The songs that belonged to us were Mary Jane's Last Dance by Tom Petty and Gimme One Reason and Revolution by Tracey Chapman. Over the course of less than a week, we grew attached to those songs and just the simple act of playing whatever came to mind for hours at a time.
Of course, after playing music and making whatever meager money we could, it would be time to explore Weimar's crazy nightlife, ranging from smokey hole-in-the-wall bars full of college students to smokey hole-in-the-wall bars full of young adults. Of course, there was always also my favorite activity of spending hours talking to Anne and her friends Maria and Stefanie until the sun began to come up at 3 in the morning and we'd all walk home.
Or last night, when we all went to a slightly less smokey salsa club and Anne taught me to dance salsa until the sun came up at 3 in the morning.
Today was the last day I might ever see Anne Heisig. I met her at our bench on Schillerstrasse. We played our songs and didn't make any money, but it didn't matter. Anne was leaving for France today and I for Dresden. In our last two hours, we practiced our tradition of getting Doeners, then we walked all the way to the Weimar Hauptbahnhof (main train station). I had dozens of opportunities along the way to take the bus back toward Ehringsdorf and get packed, but every second I spent would never be able to be spent again.
Strange - Weeks ago, when I was worried about leaving for Germany, I had a dream in which I met a girl. It was frantic- I was running from a gang or something at the time for some reason, but she started running too. After a long time of talking while flat-out sprinting (isn't it great how you don't get exhausted in dreams?), I asked her what her name was.
"Hannah heiss ich."
That phrase (Hannah is my name) sounds almost exactly like the name Anne Heisig pronounced in German.
I was relieved when I missed my bus back from the Weimar Hbh. I had another 15 minutes to see Anne off. I put my bag down, took her hands, and hugged her. She told me she'd think of me whenever she hears a harmonica. She hugged me tighter. I kissed her on the cheek.

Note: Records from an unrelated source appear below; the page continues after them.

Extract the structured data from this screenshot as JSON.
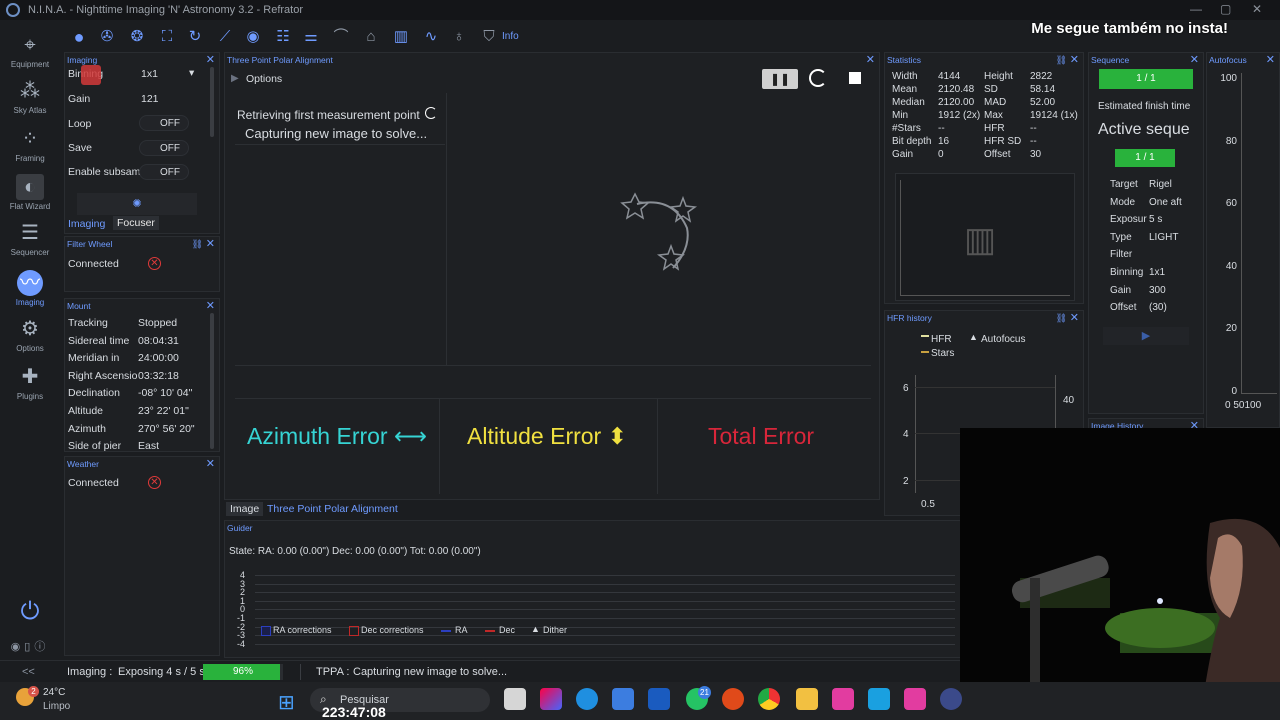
{
  "window": {
    "title": "N.I.N.A. - Nighttime Imaging 'N' Astronomy 3.2   -   Refrator",
    "promo": "Me segue também no insta!"
  },
  "nav": [
    {
      "label": "Equipment"
    },
    {
      "label": "Sky Atlas"
    },
    {
      "label": "Framing"
    },
    {
      "label": "Flat Wizard"
    },
    {
      "label": "Sequencer"
    },
    {
      "label": "Imaging"
    },
    {
      "label": "Options"
    },
    {
      "label": "Plugins"
    }
  ],
  "toolbar": {
    "info_label": "Info"
  },
  "imaging_panel": {
    "title": "Imaging",
    "binning_label": "Binning",
    "binning_value": "1x1",
    "gain_label": "Gain",
    "gain_value": "121",
    "loop_label": "Loop",
    "loop_value": "OFF",
    "save_label": "Save",
    "save_value": "OFF",
    "subsample_label": "Enable subsam",
    "subsample_value": "OFF",
    "tab_imaging": "Imaging",
    "tab_focuser": "Focuser"
  },
  "filter_wheel": {
    "title": "Filter Wheel",
    "connected_label": "Connected"
  },
  "mount": {
    "title": "Mount",
    "rows": [
      {
        "label": "Tracking",
        "value": "Stopped"
      },
      {
        "label": "Sidereal time",
        "value": "08:04:31"
      },
      {
        "label": "Meridian in",
        "value": "24:00:00"
      },
      {
        "label": "Right Ascensio",
        "value": "03:32:18"
      },
      {
        "label": "Declination",
        "value": "-08° 10' 04\""
      },
      {
        "label": "Altitude",
        "value": "23° 22' 01\""
      },
      {
        "label": "Azimuth",
        "value": "270° 56' 20\""
      },
      {
        "label": "Side of pier",
        "value": "East"
      }
    ]
  },
  "weather": {
    "title": "Weather",
    "connected_label": "Connected"
  },
  "tpa": {
    "title": "Three Point Polar Alignment",
    "options_label": "Options",
    "status_line1": "Retrieving first measurement point",
    "status_line2": "Capturing new image to solve...",
    "azimuth_label": "Azimuth Error",
    "altitude_label": "Altitude Error",
    "total_label": "Total Error",
    "tab_image": "Image",
    "tab_tpa": "Three Point Polar Alignment"
  },
  "guider": {
    "title": "Guider",
    "state": "State:  RA: 0.00 (0.00\")  Dec: 0.00 (0.00\")  Tot: 0.00 (0.00\")",
    "yticks": [
      "4",
      "3",
      "2",
      "1",
      "0",
      "-1",
      "-2",
      "-3",
      "-4"
    ],
    "legend": [
      "RA corrections",
      "Dec corrections",
      "RA",
      "Dec",
      "Dither"
    ],
    "colors": {
      "ra": "#2c3fbf",
      "dec": "#c02828"
    }
  },
  "statistics": {
    "title": "Statistics",
    "left": [
      {
        "label": "Width",
        "value": "4144"
      },
      {
        "label": "Mean",
        "value": "2120.48"
      },
      {
        "label": "Median",
        "value": "2120.00"
      },
      {
        "label": "Min",
        "value": "1912 (2x)"
      },
      {
        "label": "#Stars",
        "value": "--"
      },
      {
        "label": "Bit depth",
        "value": "16"
      },
      {
        "label": "Gain",
        "value": "0"
      }
    ],
    "right": [
      {
        "label": "Height",
        "value": "2822"
      },
      {
        "label": "SD",
        "value": "58.14"
      },
      {
        "label": "MAD",
        "value": "52.00"
      },
      {
        "label": "Max",
        "value": "19124 (1x)"
      },
      {
        "label": "HFR",
        "value": "--"
      },
      {
        "label": "HFR SD",
        "value": "--"
      },
      {
        "label": "Offset",
        "value": "30"
      }
    ]
  },
  "hfr_history": {
    "title": "HFR history",
    "legend_hfr": "HFR",
    "legend_autofocus": "Autofocus",
    "legend_stars": "Stars",
    "y_left": [
      "6",
      "4",
      "2"
    ],
    "y_right": [
      "40"
    ],
    "x_first": "0.5"
  },
  "sequence": {
    "title": "Sequence",
    "progress1": "1 / 1",
    "est_finish": "Estimated finish time",
    "active": "Active seque",
    "progress2": "1 / 1",
    "rows": [
      {
        "label": "Target",
        "value": "Rigel"
      },
      {
        "label": "Mode",
        "value": "One aft"
      },
      {
        "label": "Exposur",
        "value": "5 s"
      },
      {
        "label": "Type",
        "value": "LIGHT"
      },
      {
        "label": "Filter",
        "value": ""
      },
      {
        "label": "Binning",
        "value": "1x1"
      },
      {
        "label": "Gain",
        "value": "300"
      },
      {
        "label": "Offset",
        "value": "(30)"
      }
    ]
  },
  "image_history": {
    "title": "Image History"
  },
  "autofocus": {
    "title": "Autofocus",
    "yticks": [
      "100",
      "80",
      "60",
      "40",
      "20",
      "0"
    ],
    "xlabel": "0 50100"
  },
  "statusbar": {
    "collapse": "<<",
    "imaging_label": "Imaging :",
    "imaging_text": "Exposing 4 s / 5 s",
    "progress_text": "96%",
    "progress_fraction": 0.96,
    "tppa_label": "TPPA :",
    "tppa_text": "Capturing new image to solve..."
  },
  "taskbar": {
    "weather_temp": "24°C",
    "weather_desc": "Limpo",
    "weather_badge": "2",
    "search_label": "Pesquisar",
    "clock": "223:47:08",
    "whatsapp_badge": "21"
  }
}
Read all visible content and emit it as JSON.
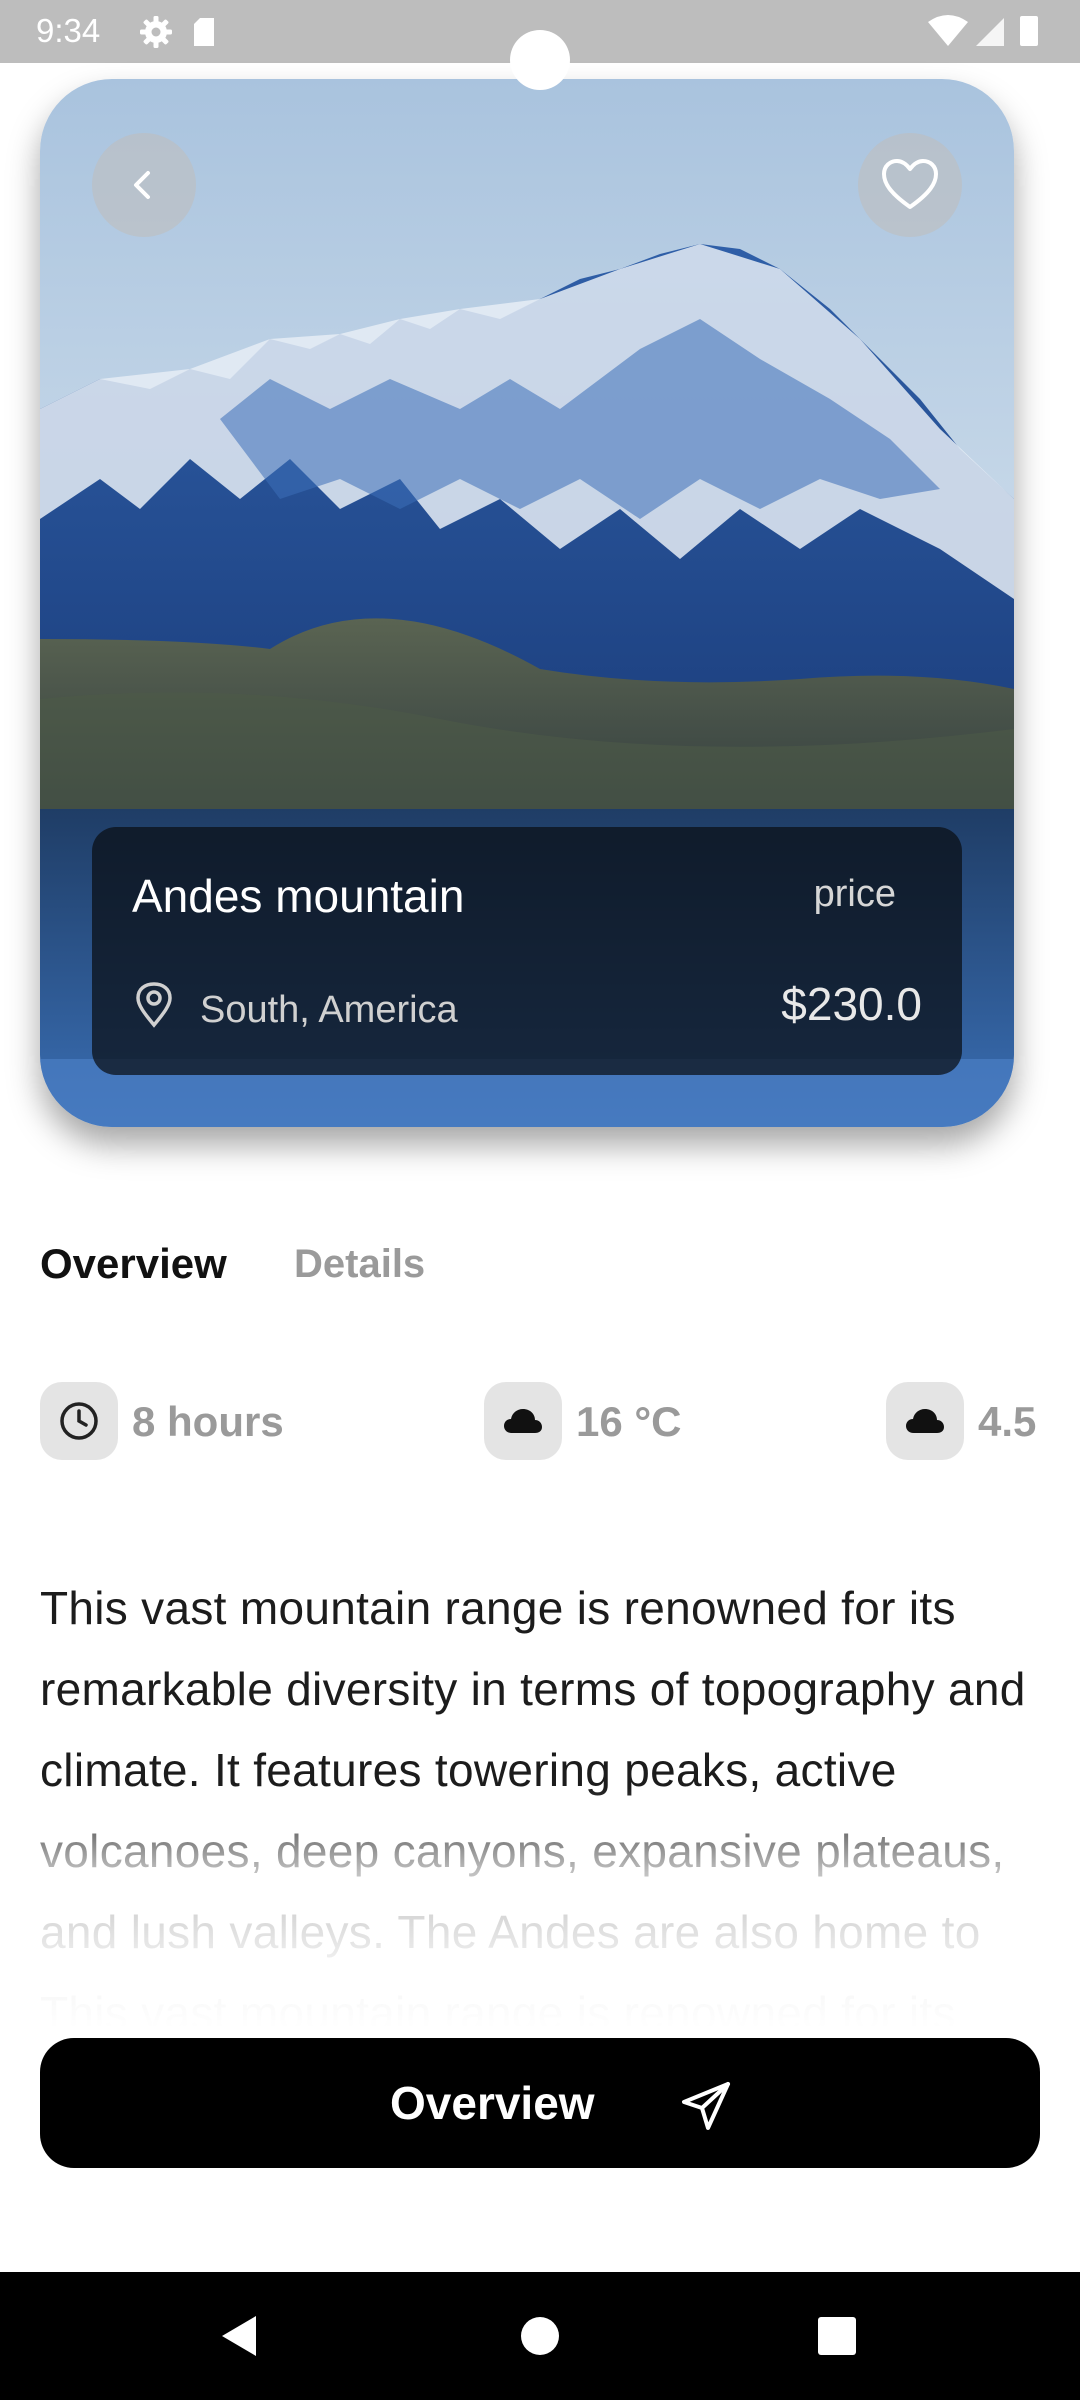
{
  "status_bar": {
    "time": "9:34"
  },
  "hero": {
    "back_icon": "chevron-left-icon",
    "favorite_icon": "heart-icon",
    "title": "Andes mountain",
    "price_label": "price",
    "location": "South, America",
    "price_value": "$230.0"
  },
  "tabs": [
    {
      "label": "Overview",
      "active": true
    },
    {
      "label": "Details",
      "active": false
    }
  ],
  "stats": [
    {
      "icon": "clock-icon",
      "label": "8 hours"
    },
    {
      "icon": "cloud-icon",
      "label": "16 °C"
    },
    {
      "icon": "cloud-icon",
      "label": "4.5"
    }
  ],
  "description": "This vast mountain range is renowned for its remarkable diversity in terms of topography and climate. It features towering peaks, active volcanoes, deep canyons, expansive plateaus, and lush valleys. The Andes are also home to This vast mountain range is renowned for its",
  "cta": {
    "label": "Overview",
    "icon": "send-icon"
  },
  "colors": {
    "accent": "#000000",
    "muted": "#9a9a9a",
    "chip": "#e4e4e4"
  }
}
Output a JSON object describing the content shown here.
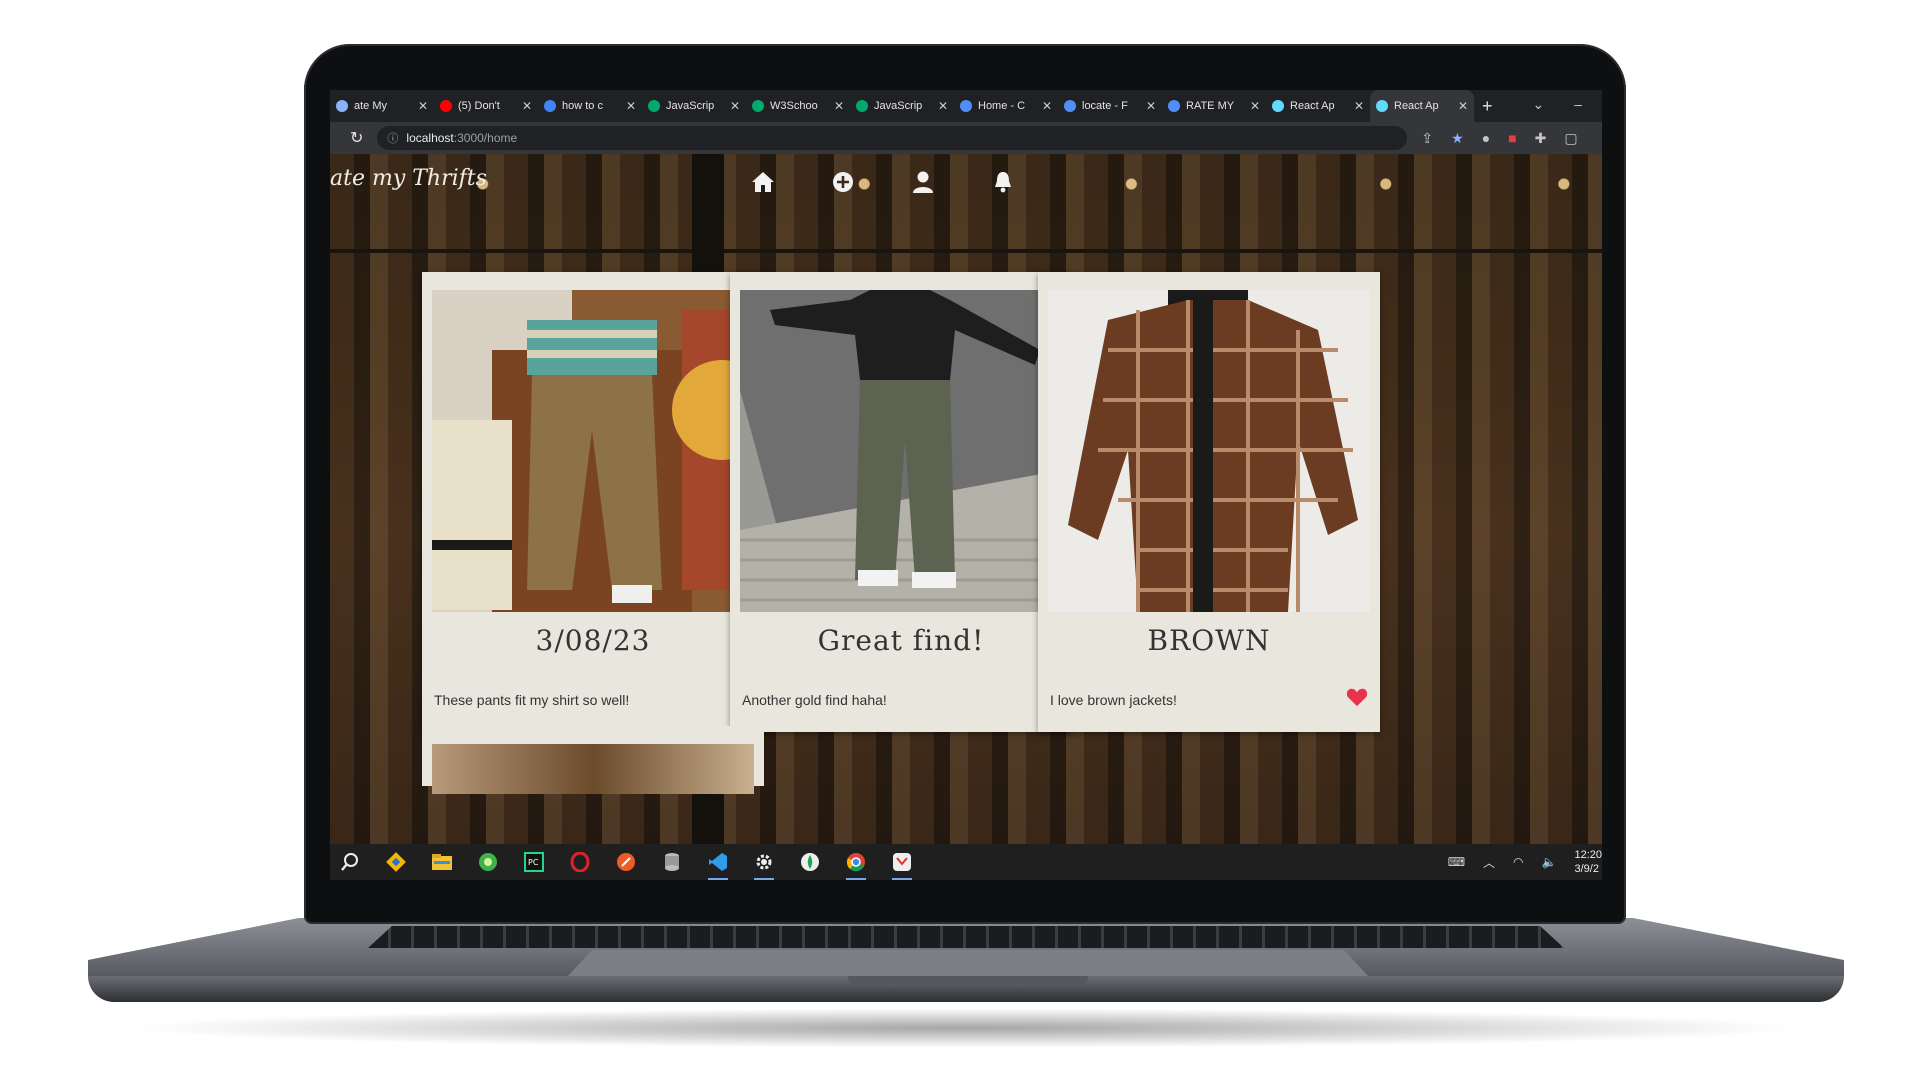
{
  "browser": {
    "tabs": [
      {
        "label": "ate My",
        "favicon": "generic",
        "color": "#8ab4f8"
      },
      {
        "label": "(5) Don't",
        "favicon": "youtube",
        "color": "#ff0000"
      },
      {
        "label": "how to c",
        "favicon": "google",
        "color": "#4285f4"
      },
      {
        "label": "JavaScrip",
        "favicon": "w3schools",
        "color": "#04aa6d"
      },
      {
        "label": "W3Schoo",
        "favicon": "w3schools",
        "color": "#04aa6d"
      },
      {
        "label": "JavaScrip",
        "favicon": "w3schools",
        "color": "#04aa6d"
      },
      {
        "label": "Home - C",
        "favicon": "c-circle",
        "color": "#4f8ff7"
      },
      {
        "label": "locate - F",
        "favicon": "c-circle",
        "color": "#4f8ff7"
      },
      {
        "label": "RATE MY",
        "favicon": "c-circle",
        "color": "#4f8ff7"
      },
      {
        "label": "React Ap",
        "favicon": "react",
        "color": "#61dafb"
      },
      {
        "label": "React Ap",
        "favicon": "react",
        "color": "#61dafb"
      }
    ],
    "active_tab": 10,
    "close_glyph": "✕",
    "new_tab_glyph": "+",
    "url_host": "localhost",
    "url_path": ":3000/home"
  },
  "app": {
    "brand": "ate my Thrifts",
    "nav": [
      "home-icon",
      "add-circle-icon",
      "user-icon",
      "bell-icon"
    ]
  },
  "cards": [
    {
      "title": "3/08/23",
      "caption": "These pants fit my shirt so well!",
      "liked": false
    },
    {
      "title": "Great find!",
      "caption": "Another gold find haha!",
      "liked": true
    },
    {
      "title": "BROWN",
      "caption": "I love brown jackets!",
      "liked": true
    }
  ],
  "colors": {
    "heart_default": "#2a2a2a",
    "heart_liked": "#e8324e"
  },
  "taskbar": {
    "time": "12:20",
    "date": "3/9/2"
  }
}
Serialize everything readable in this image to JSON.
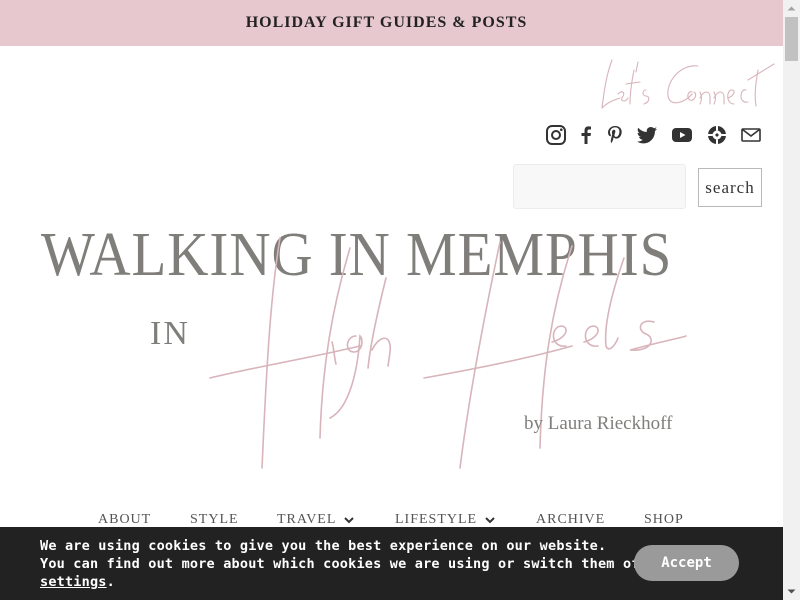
{
  "topbar": {
    "link_label": "HOLIDAY GIFT GUIDES & POSTS"
  },
  "connect": {
    "script_text": "Let's Connect"
  },
  "social": {
    "icons": [
      "instagram-icon",
      "facebook-icon",
      "pinterest-icon",
      "twitter-icon",
      "youtube-icon",
      "ltk-icon",
      "mail-icon"
    ]
  },
  "search": {
    "value": "",
    "placeholder": "",
    "button_label": "search"
  },
  "logo": {
    "line1": "WALKING IN MEMPHIS",
    "line2": "IN",
    "script": "High Heels",
    "byline": "by Laura Rieckhoff"
  },
  "nav": {
    "items": [
      {
        "label": "ABOUT",
        "has_dropdown": false
      },
      {
        "label": "STYLE",
        "has_dropdown": false
      },
      {
        "label": "TRAVEL",
        "has_dropdown": true
      },
      {
        "label": "LIFESTYLE",
        "has_dropdown": true
      },
      {
        "label": "ARCHIVE",
        "has_dropdown": false
      },
      {
        "label": "SHOP",
        "has_dropdown": false
      }
    ]
  },
  "cookie": {
    "line1": "We are using cookies to give you the best experience on our website.",
    "line2_prefix": "You can find out more about which cookies we are using or switch them off in",
    "settings_link": "settings",
    "line3_suffix": ".",
    "accept_label": "Accept"
  },
  "colors": {
    "topbar_bg": "#e8c8cf",
    "logo_gray": "#807e7b",
    "script_pink": "#d8b4bb",
    "cookie_bg": "#222222",
    "accept_bg": "#9a9a9a"
  }
}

We came out of the hug and I gave her the flower. She took my hands and I looked into her light blue eyes, and with a smile and sort of a half-wink, through tearing eyes, she said "Mach's gut."
Last week, I found my heart on a bench on Schillerstrasse. But this morning, I watched it leave on a train for France. As I sit on the train to Dresden, writing this, I can almost feel specifically the fact that she took these tracks just hours before. But right now, I'm looking forward to getting a guitar in Munich and playing those songs again. Anne may have taken a little of my heart, but she let me keep my soul.